The weather is slowly starting to cool off, summer movie season has come to an end, and the Toronto International Film Festival (TIFF) has just ended which can mean only one thing, it’s time for Oscar Season. *Deep sigh* While we still have a month or so to go before that trickle of Oscar hopefuls and talk becomes a flood, it’s still very much upon us as the dramas roll in and look to leave a lasting impression. For those not around last year or not remembering, I’m going to try and avoid such talk about the worthiness of each film in each review, we have plenty of time for that and it seems needlessly aggressive and hyperbolic to start anointing who should be a nominee let alone a winner before all the contenders have gotten their day in the limelight.
With that in mind, our first likely contender actually debuted at TIFF last year, but it is only now seeing a theatrical release. The film is directed by Swedish director Björn Runge in his English language debut though still setting most of it in Stockholm. Stockholm of course being the home of the Nobel Prize, the award at the center of the movie, an adaptation of Meg Wolitzer’s novel. Jonathan Pryce plays an acclaimed and distinguished novelist and professor, Joe Castleman, who after a lifetime of beloved work, finally wins the 1992 Nobel Award in Literature.
Perpetually by his side is his wife, Joan, played by Glenn Close and it’s clear early on that she is the one who takes care of him. She keeps him on schedule, manages his pills, acts as mediator with his writer son (who is desperately looking for approval), and a steadying influence with outsiders to his rasher actions. She’s on the surface the dutiful wife, but as she tells a character in the movie, “[she] is much more interesting than that. At first their relationship is surprisingly cute, but his narcissistic tendencies poke through and grow more and more apparent throughout (including the requisite affairs). The tension is only driven up thanks to the efforts of another writer played by Christian Slater who is aspiring to write a biography about Joe.
It’s a slow build of tension though as Glenn Close unsurprisingly plays it mostly close to the vest. She’s made a career out of playing cold characters and while I’d hardly call her character here cold, she’s certainly good at keeping her emotions in check and I’d argue that it almost becomes a metanarrative trait. We get flashbacks to 1958 and beyond that show her start as a writer in the class of her married professor (Joe) and how she wound up in the situation she is now. Wisely though, the focus is overwhelming on the “present day”, keeping them as a nice complement and nothing more.
Close is obviously the highlight and able to make a character enthralling who is very clearly in control and yet not necessarily making the decisions we all want her to make. Pryce is also quite good, making for someone hard to watch at times and yet the way he just effortlessly slips into the loving half of an old married couple after acting like a right prick really enables the plot to unfold logically. Max Irons (yes, the son of Jeremy) who plays the son comes across as a real doofus throughout and is impossible to take seriously, but it’s nice to see Slater allowed back into serious roles and one that plays to his strengths at that.
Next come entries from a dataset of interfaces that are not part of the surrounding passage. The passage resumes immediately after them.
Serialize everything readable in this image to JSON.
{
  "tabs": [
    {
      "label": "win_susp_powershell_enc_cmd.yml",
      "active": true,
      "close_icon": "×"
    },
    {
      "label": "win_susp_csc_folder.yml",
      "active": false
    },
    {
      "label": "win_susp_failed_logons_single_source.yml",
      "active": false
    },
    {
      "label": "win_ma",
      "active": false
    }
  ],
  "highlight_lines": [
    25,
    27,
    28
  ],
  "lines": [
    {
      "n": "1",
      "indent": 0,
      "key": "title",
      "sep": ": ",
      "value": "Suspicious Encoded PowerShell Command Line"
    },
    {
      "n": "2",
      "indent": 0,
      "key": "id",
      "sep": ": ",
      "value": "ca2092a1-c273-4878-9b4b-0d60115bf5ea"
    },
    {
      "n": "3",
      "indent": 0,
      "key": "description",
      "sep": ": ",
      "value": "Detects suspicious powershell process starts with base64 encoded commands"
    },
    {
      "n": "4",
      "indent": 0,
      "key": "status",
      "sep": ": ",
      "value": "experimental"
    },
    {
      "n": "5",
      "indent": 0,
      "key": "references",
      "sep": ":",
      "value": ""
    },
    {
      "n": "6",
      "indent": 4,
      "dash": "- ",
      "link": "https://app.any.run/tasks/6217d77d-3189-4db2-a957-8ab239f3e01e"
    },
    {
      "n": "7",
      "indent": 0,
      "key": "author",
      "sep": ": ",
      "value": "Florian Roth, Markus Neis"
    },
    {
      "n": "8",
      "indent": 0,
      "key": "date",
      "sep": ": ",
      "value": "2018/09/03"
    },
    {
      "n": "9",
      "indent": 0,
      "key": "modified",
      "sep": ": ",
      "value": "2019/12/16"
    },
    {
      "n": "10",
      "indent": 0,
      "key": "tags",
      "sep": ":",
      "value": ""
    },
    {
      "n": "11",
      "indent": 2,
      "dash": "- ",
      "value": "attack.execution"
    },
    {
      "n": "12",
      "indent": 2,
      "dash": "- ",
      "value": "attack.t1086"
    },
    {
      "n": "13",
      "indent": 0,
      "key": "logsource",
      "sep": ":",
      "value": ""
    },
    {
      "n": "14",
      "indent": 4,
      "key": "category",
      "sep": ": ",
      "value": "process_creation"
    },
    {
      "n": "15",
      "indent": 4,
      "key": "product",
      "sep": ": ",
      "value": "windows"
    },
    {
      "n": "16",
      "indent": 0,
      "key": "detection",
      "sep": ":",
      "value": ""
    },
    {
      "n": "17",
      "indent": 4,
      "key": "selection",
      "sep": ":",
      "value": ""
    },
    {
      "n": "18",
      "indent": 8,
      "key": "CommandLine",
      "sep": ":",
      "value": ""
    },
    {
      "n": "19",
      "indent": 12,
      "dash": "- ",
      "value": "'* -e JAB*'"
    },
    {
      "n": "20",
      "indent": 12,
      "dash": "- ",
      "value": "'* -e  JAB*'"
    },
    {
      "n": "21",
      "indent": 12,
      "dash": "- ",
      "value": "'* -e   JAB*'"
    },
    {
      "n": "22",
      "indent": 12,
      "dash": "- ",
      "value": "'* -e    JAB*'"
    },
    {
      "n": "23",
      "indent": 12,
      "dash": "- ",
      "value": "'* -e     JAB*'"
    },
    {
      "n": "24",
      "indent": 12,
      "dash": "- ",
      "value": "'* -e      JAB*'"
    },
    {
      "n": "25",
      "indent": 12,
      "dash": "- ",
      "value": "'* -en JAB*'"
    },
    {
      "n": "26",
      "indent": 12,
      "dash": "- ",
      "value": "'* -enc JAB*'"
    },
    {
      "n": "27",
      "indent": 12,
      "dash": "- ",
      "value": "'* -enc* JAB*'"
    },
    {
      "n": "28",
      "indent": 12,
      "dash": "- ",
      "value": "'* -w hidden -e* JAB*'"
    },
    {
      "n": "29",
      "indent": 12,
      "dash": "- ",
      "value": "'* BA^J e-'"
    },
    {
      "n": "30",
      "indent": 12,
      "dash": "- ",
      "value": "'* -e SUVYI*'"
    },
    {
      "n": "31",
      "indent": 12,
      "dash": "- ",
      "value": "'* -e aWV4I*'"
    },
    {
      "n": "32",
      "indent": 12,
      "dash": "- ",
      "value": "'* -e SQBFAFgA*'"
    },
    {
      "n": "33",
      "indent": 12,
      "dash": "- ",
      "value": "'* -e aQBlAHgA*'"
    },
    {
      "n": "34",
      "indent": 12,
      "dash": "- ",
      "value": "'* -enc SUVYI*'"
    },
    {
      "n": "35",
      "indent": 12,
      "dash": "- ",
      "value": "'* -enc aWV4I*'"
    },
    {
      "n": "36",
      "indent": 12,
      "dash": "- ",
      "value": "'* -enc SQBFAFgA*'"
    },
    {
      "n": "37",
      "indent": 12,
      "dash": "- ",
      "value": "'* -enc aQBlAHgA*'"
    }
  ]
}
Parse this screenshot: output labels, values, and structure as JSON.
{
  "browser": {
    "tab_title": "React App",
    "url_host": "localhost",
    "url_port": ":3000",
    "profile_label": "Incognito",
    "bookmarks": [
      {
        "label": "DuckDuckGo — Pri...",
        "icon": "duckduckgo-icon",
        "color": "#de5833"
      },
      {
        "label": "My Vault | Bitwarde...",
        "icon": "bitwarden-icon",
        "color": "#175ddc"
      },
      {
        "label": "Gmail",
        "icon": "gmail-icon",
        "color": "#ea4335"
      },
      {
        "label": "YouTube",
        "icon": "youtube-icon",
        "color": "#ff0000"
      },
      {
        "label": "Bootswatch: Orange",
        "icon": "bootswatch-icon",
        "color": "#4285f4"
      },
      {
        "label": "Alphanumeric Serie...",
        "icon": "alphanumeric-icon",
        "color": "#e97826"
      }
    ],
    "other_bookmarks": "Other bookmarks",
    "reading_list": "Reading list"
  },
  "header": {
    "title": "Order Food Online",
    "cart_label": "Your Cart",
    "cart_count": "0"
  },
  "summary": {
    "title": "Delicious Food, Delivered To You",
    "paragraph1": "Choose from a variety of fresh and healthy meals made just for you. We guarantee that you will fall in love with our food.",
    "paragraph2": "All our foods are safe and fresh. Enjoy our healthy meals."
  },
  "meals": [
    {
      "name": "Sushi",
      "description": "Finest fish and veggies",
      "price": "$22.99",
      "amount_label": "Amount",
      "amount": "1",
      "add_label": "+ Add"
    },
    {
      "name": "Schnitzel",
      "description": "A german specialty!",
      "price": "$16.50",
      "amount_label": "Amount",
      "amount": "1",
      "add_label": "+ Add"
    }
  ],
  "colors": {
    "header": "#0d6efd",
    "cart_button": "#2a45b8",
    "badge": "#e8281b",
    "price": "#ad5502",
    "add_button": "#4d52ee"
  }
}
It’s just a performance film first and foremost, the style is functional and all, but it’s well-crafted at that. Close is the reason to see it to be sure, but the plot is an effective thorough-line (predictable as it may be) and it never feels like she is struggling against the writing. It’s a good if not particularly unique start to the season.